** Dataset items **
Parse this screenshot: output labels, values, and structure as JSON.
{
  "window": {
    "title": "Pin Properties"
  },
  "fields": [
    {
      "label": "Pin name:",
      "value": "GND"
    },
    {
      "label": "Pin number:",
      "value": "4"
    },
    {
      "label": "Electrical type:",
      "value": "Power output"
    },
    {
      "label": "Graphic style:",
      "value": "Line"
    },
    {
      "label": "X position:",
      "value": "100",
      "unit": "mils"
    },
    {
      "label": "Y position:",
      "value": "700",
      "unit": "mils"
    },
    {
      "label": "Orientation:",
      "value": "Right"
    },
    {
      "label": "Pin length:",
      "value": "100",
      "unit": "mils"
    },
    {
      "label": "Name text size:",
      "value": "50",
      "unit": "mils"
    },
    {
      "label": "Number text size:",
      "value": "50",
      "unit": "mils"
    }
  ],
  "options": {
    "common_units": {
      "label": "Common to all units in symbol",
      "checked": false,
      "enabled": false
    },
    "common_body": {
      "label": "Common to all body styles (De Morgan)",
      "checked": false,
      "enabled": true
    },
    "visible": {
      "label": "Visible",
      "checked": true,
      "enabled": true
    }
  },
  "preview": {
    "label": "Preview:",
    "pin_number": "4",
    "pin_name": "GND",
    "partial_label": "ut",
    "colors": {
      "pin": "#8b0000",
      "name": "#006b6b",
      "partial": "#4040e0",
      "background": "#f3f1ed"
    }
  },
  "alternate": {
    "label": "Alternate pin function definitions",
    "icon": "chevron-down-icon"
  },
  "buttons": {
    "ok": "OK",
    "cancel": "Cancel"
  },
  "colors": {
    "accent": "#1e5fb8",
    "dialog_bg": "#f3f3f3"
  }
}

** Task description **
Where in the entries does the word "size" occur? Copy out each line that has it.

** Exercise response **
      "label": "Name text size:",
      "label": "Number text size:",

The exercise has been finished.